**Brief:** Pick every line out of the entries below that holds the string "title", and report them.

Stored data
◆ ◆ ◆
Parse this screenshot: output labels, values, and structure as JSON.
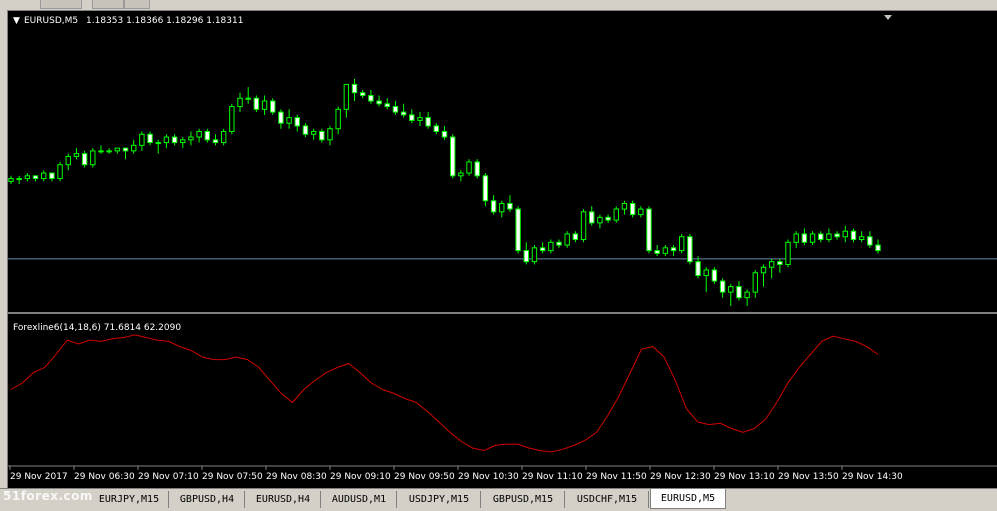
{
  "main_chart": {
    "title": "EURUSD,M5",
    "ohlc_text": "1.18353 1.18366 1.18296 1.18311"
  },
  "indicator": {
    "title": "Forexline6(14,18,6) 71.6814 62.2090"
  },
  "time_axis": [
    "29 Nov 2017",
    "29 Nov 06:30",
    "29 Nov 07:10",
    "29 Nov 07:50",
    "29 Nov 08:30",
    "29 Nov 09:10",
    "29 Nov 09:50",
    "29 Nov 10:30",
    "29 Nov 11:10",
    "29 Nov 11:50",
    "29 Nov 12:30",
    "29 Nov 13:10",
    "29 Nov 13:50",
    "29 Nov 14:30"
  ],
  "tabs": [
    {
      "label": "EURJPY,M15",
      "active": false
    },
    {
      "label": "GBPUSD,H4",
      "active": false
    },
    {
      "label": "EURUSD,H4",
      "active": false
    },
    {
      "label": "AUDUSD,M1",
      "active": false
    },
    {
      "label": "USDJPY,M15",
      "active": false
    },
    {
      "label": "GBPUSD,M15",
      "active": false
    },
    {
      "label": "USDCHF,M15",
      "active": false
    },
    {
      "label": "EURUSD,M5",
      "active": true
    }
  ],
  "watermark": "51forex.com",
  "colors": {
    "background": "#000000",
    "candle": "#00ff00",
    "candle_body_bull": "#000000",
    "candle_body_bear": "#ffffff",
    "price_line": "#6a8ca8",
    "indicator_line": "#d00000",
    "text": "#ffffff",
    "separator": "#808080"
  },
  "chart_data": [
    {
      "type": "candlestick",
      "title": "EURUSD,M5",
      "x": "5-minute bars, 29 Nov 2017",
      "current_price_line": 0.17,
      "ylim": [
        0,
        1
      ],
      "candles": [
        [
          0.45,
          0.47,
          0.44,
          0.46
        ],
        [
          0.46,
          0.47,
          0.44,
          0.46
        ],
        [
          0.46,
          0.48,
          0.45,
          0.47
        ],
        [
          0.47,
          0.47,
          0.45,
          0.46
        ],
        [
          0.46,
          0.49,
          0.45,
          0.48
        ],
        [
          0.48,
          0.48,
          0.45,
          0.46
        ],
        [
          0.46,
          0.52,
          0.45,
          0.51
        ],
        [
          0.51,
          0.55,
          0.49,
          0.54
        ],
        [
          0.54,
          0.57,
          0.53,
          0.55
        ],
        [
          0.55,
          0.56,
          0.5,
          0.51
        ],
        [
          0.51,
          0.57,
          0.5,
          0.56
        ],
        [
          0.56,
          0.58,
          0.55,
          0.56
        ],
        [
          0.56,
          0.57,
          0.55,
          0.56
        ],
        [
          0.56,
          0.57,
          0.55,
          0.57
        ],
        [
          0.57,
          0.57,
          0.53,
          0.56
        ],
        [
          0.56,
          0.6,
          0.55,
          0.58
        ],
        [
          0.58,
          0.63,
          0.56,
          0.62
        ],
        [
          0.62,
          0.63,
          0.58,
          0.59
        ],
        [
          0.59,
          0.6,
          0.55,
          0.59
        ],
        [
          0.59,
          0.62,
          0.57,
          0.61
        ],
        [
          0.61,
          0.62,
          0.58,
          0.59
        ],
        [
          0.59,
          0.61,
          0.57,
          0.6
        ],
        [
          0.6,
          0.63,
          0.58,
          0.61
        ],
        [
          0.61,
          0.64,
          0.59,
          0.63
        ],
        [
          0.63,
          0.64,
          0.59,
          0.6
        ],
        [
          0.6,
          0.62,
          0.58,
          0.59
        ],
        [
          0.59,
          0.64,
          0.58,
          0.63
        ],
        [
          0.63,
          0.73,
          0.62,
          0.72
        ],
        [
          0.72,
          0.77,
          0.7,
          0.75
        ],
        [
          0.75,
          0.79,
          0.73,
          0.75
        ],
        [
          0.75,
          0.76,
          0.7,
          0.71
        ],
        [
          0.71,
          0.76,
          0.69,
          0.74
        ],
        [
          0.74,
          0.75,
          0.69,
          0.7
        ],
        [
          0.7,
          0.71,
          0.64,
          0.66
        ],
        [
          0.66,
          0.71,
          0.64,
          0.68
        ],
        [
          0.68,
          0.69,
          0.63,
          0.65
        ],
        [
          0.65,
          0.66,
          0.61,
          0.62
        ],
        [
          0.62,
          0.64,
          0.6,
          0.63
        ],
        [
          0.63,
          0.64,
          0.59,
          0.6
        ],
        [
          0.6,
          0.65,
          0.58,
          0.64
        ],
        [
          0.64,
          0.72,
          0.62,
          0.71
        ],
        [
          0.71,
          0.8,
          0.68,
          0.8
        ],
        [
          0.8,
          0.82,
          0.74,
          0.77
        ],
        [
          0.77,
          0.78,
          0.75,
          0.76
        ],
        [
          0.76,
          0.78,
          0.73,
          0.74
        ],
        [
          0.74,
          0.76,
          0.72,
          0.73
        ],
        [
          0.73,
          0.75,
          0.71,
          0.72
        ],
        [
          0.72,
          0.74,
          0.69,
          0.7
        ],
        [
          0.7,
          0.73,
          0.68,
          0.69
        ],
        [
          0.69,
          0.71,
          0.66,
          0.67
        ],
        [
          0.67,
          0.7,
          0.65,
          0.68
        ],
        [
          0.68,
          0.7,
          0.64,
          0.65
        ],
        [
          0.65,
          0.66,
          0.62,
          0.63
        ],
        [
          0.63,
          0.65,
          0.6,
          0.61
        ],
        [
          0.61,
          0.62,
          0.46,
          0.47
        ],
        [
          0.47,
          0.49,
          0.45,
          0.48
        ],
        [
          0.48,
          0.53,
          0.47,
          0.52
        ],
        [
          0.52,
          0.53,
          0.46,
          0.47
        ],
        [
          0.47,
          0.48,
          0.36,
          0.38
        ],
        [
          0.38,
          0.4,
          0.33,
          0.34
        ],
        [
          0.34,
          0.38,
          0.32,
          0.37
        ],
        [
          0.37,
          0.4,
          0.34,
          0.35
        ],
        [
          0.35,
          0.36,
          0.19,
          0.2
        ],
        [
          0.2,
          0.23,
          0.15,
          0.16
        ],
        [
          0.16,
          0.22,
          0.15,
          0.21
        ],
        [
          0.21,
          0.23,
          0.19,
          0.2
        ],
        [
          0.2,
          0.24,
          0.19,
          0.23
        ],
        [
          0.23,
          0.24,
          0.21,
          0.22
        ],
        [
          0.22,
          0.27,
          0.21,
          0.26
        ],
        [
          0.26,
          0.27,
          0.23,
          0.24
        ],
        [
          0.24,
          0.35,
          0.23,
          0.34
        ],
        [
          0.34,
          0.36,
          0.29,
          0.3
        ],
        [
          0.3,
          0.33,
          0.28,
          0.32
        ],
        [
          0.32,
          0.33,
          0.3,
          0.31
        ],
        [
          0.31,
          0.36,
          0.3,
          0.35
        ],
        [
          0.35,
          0.38,
          0.33,
          0.37
        ],
        [
          0.37,
          0.38,
          0.32,
          0.33
        ],
        [
          0.33,
          0.36,
          0.32,
          0.35
        ],
        [
          0.35,
          0.36,
          0.19,
          0.2
        ],
        [
          0.2,
          0.22,
          0.18,
          0.19
        ],
        [
          0.19,
          0.22,
          0.18,
          0.21
        ],
        [
          0.21,
          0.22,
          0.18,
          0.2
        ],
        [
          0.2,
          0.26,
          0.19,
          0.25
        ],
        [
          0.25,
          0.26,
          0.15,
          0.16
        ],
        [
          0.16,
          0.18,
          0.1,
          0.11
        ],
        [
          0.11,
          0.14,
          0.05,
          0.13
        ],
        [
          0.13,
          0.14,
          0.08,
          0.09
        ],
        [
          0.09,
          0.1,
          0.03,
          0.05
        ],
        [
          0.05,
          0.08,
          0.0,
          0.07
        ],
        [
          0.07,
          0.09,
          0.02,
          0.03
        ],
        [
          0.03,
          0.06,
          0.0,
          0.05
        ],
        [
          0.05,
          0.13,
          0.03,
          0.12
        ],
        [
          0.12,
          0.15,
          0.07,
          0.14
        ],
        [
          0.14,
          0.17,
          0.1,
          0.16
        ],
        [
          0.16,
          0.17,
          0.12,
          0.15
        ],
        [
          0.15,
          0.24,
          0.14,
          0.23
        ],
        [
          0.23,
          0.27,
          0.21,
          0.26
        ],
        [
          0.26,
          0.28,
          0.22,
          0.23
        ],
        [
          0.23,
          0.27,
          0.22,
          0.26
        ],
        [
          0.26,
          0.27,
          0.23,
          0.24
        ],
        [
          0.24,
          0.28,
          0.23,
          0.26
        ],
        [
          0.26,
          0.27,
          0.24,
          0.25
        ],
        [
          0.25,
          0.29,
          0.23,
          0.27
        ],
        [
          0.27,
          0.28,
          0.23,
          0.24
        ],
        [
          0.24,
          0.27,
          0.23,
          0.25
        ],
        [
          0.25,
          0.27,
          0.21,
          0.22
        ],
        [
          0.22,
          0.24,
          0.19,
          0.2
        ]
      ]
    },
    {
      "type": "line",
      "title": "Forexline6(14,18,6) 71.6814 62.2090",
      "series": [
        {
          "values": [
            0.55,
            0.6,
            0.68,
            0.72,
            0.82,
            0.93,
            0.9,
            0.93,
            0.92,
            0.94,
            0.95,
            0.97,
            0.95,
            0.93,
            0.92,
            0.88,
            0.85,
            0.8,
            0.78,
            0.78,
            0.8,
            0.78,
            0.72,
            0.62,
            0.52,
            0.45,
            0.55,
            0.62,
            0.68,
            0.72,
            0.75,
            0.68,
            0.6,
            0.55,
            0.52,
            0.48,
            0.45,
            0.38,
            0.3,
            0.22,
            0.15,
            0.1,
            0.08,
            0.12,
            0.13,
            0.13,
            0.1,
            0.08,
            0.07,
            0.09,
            0.12,
            0.16,
            0.22,
            0.35,
            0.5,
            0.68,
            0.86,
            0.88,
            0.8,
            0.62,
            0.4,
            0.3,
            0.28,
            0.29,
            0.25,
            0.22,
            0.25,
            0.32,
            0.45,
            0.6,
            0.72,
            0.82,
            0.92,
            0.96,
            0.94,
            0.92,
            0.88,
            0.82
          ]
        }
      ],
      "ylim": [
        0,
        1
      ]
    }
  ]
}
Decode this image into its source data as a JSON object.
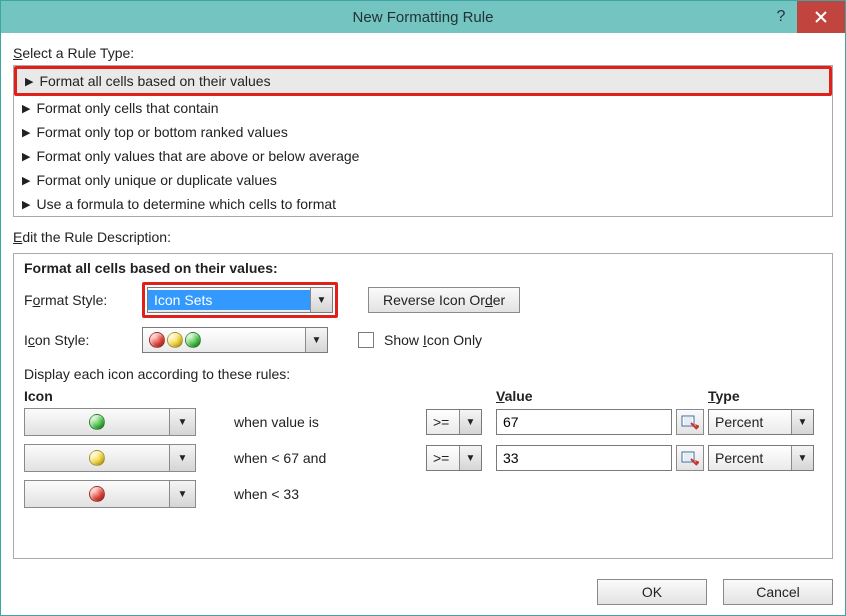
{
  "window": {
    "title": "New Formatting Rule",
    "help_tooltip": "?",
    "close_tooltip": "Close"
  },
  "labels": {
    "select_rule_type": "Select a Rule Type:",
    "edit_rule_description": "Edit the Rule Description:",
    "format_style": "Format Style:",
    "icon_style": "Icon Style:",
    "display_rules": "Display each icon according to these rules:",
    "reverse_icon_order": "Reverse Icon Order",
    "show_icon_only": "Show Icon Only"
  },
  "rule_types": [
    "Format all cells based on their values",
    "Format only cells that contain",
    "Format only top or bottom ranked values",
    "Format only values that are above or below average",
    "Format only unique or duplicate values",
    "Use a formula to determine which cells to format"
  ],
  "description": {
    "heading": "Format all cells based on their values:",
    "format_style_value": "Icon Sets",
    "icon_style_name": "3 Traffic Lights (Unrimmed)",
    "show_icon_only_checked": false
  },
  "columns": {
    "icon": "Icon",
    "value": "Value",
    "type": "Type"
  },
  "rules": [
    {
      "icon": "green",
      "when_text": "when value is",
      "op": ">=",
      "value": "67",
      "type": "Percent"
    },
    {
      "icon": "yellow",
      "when_text": "when < 67 and",
      "op": ">=",
      "value": "33",
      "type": "Percent"
    },
    {
      "icon": "red",
      "when_text": "when < 33",
      "op": "",
      "value": "",
      "type": ""
    }
  ],
  "buttons": {
    "ok": "OK",
    "cancel": "Cancel"
  }
}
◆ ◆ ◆
**Task result:**
    "title": "EURUSD,M5",
    "title": "Forexline6(14,18,6) 71.6814 62.2090"
      "title": "EURUSD,M5",
      "title": "Forexline6(14,18,6) 71.6814 62.2090",
    "title": "New Formatting Rule",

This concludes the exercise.